During a heart attack, symptoms last 30 minutes or longer and are not relieved by rest or oral medications (medications taken by mouth). Symptoms of a heart attack include the following:
* Pressure, heaviness, or pain in the chest, arm or below the breastbone
* Pain or discomfort radiating to the back, jaw, throat or arm
* Fullness, indigestion or choking feeling (may feel like heartburn)
* Sweating, weakness, nausea, vomiting or dizziness
* Anxiety or shortness of breath
* Rapid or irregular heartbeats
Some people have a heart attack without having any symptoms (a "silent" myocardial infarction). A silent MI can occur in any person, though it is more common among diabetics.
Pollution and Heart Attack
Exposure to diesel exhaust fumes interferes with the normal functioning of the body's blood vessels and provide a potential mechanism that links air pollution to the development of blood clots.
natural prevention and treatment questions
Is it okay to take CoQ10, lipoic acid, or curcumin after a heart attack?
I am not sure, but I suspect a low dose of CoQ10, such as 10 to 30 mg, a few times a week would be safe, and a low dose of curcumin, let's say 500 mg a few times a week would also be okay, but we don't studies to confirm this. As to lipoic acid, 10 to 20 mg a few times a week should also be okay. Most often, after a heart attack, a patient is placed on multiple drugs, so one has to be cautious combining these drugs with supplements.
Is there any type on erectile dysfunction
medication that is safe for those with previous heart attack? My very overweight b/f (5'8', 200 lbs, 53 yrs
young) cannot lose weight and has ED. He has been unable to lose weight. I
understand that yohimbe is unsafe for heart attack problems but what about
Passion rx without yohimbe?
Most of the sex herbs have cardiac stimulating potential, and hence are not considered a good choice for those with previous heart attack, including regular Passion Rx without yohimbe. He may wish to ask his doctor if one capsule of Prostate Power Rx a few times a week is an option. It is not as potent as Passion Rx but is not as cardiac stimulating. Also he can ask his doctor whether one or two fish oil capsules a day would be helpful.

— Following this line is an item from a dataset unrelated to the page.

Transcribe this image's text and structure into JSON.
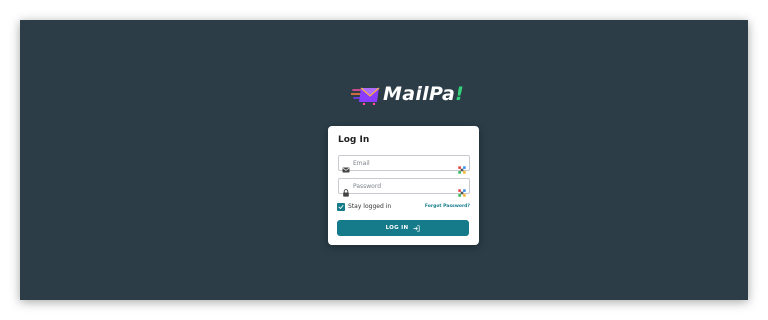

My wife recently had a mild heart attack. In the
angiogram they said she had clean arteries. Her bad cholesterol is low but
her good is low as well. They said it was stress related and that her
heart had a spasm that restricted blood flow. They put her on Plavix 75
mg. and diltiazem 240 mg as well as niacin. We don't really care for drugs
and would really prefer something natural if possible as well as exercise.
I should also mention she had taken Alli for weight loss for about 10
months, but not everyday. We recently moved to Leadville Colorado which is
at 10150 feet elevation. Would this have an adverse effect on her?
Although some doctors may disagree, it appears that high altitude may cause more stress on the heart.
How can banana helps a patient prevent heart attack?
I have not seen any major human studies that indicate eating bananas regularly prevents heart attacks.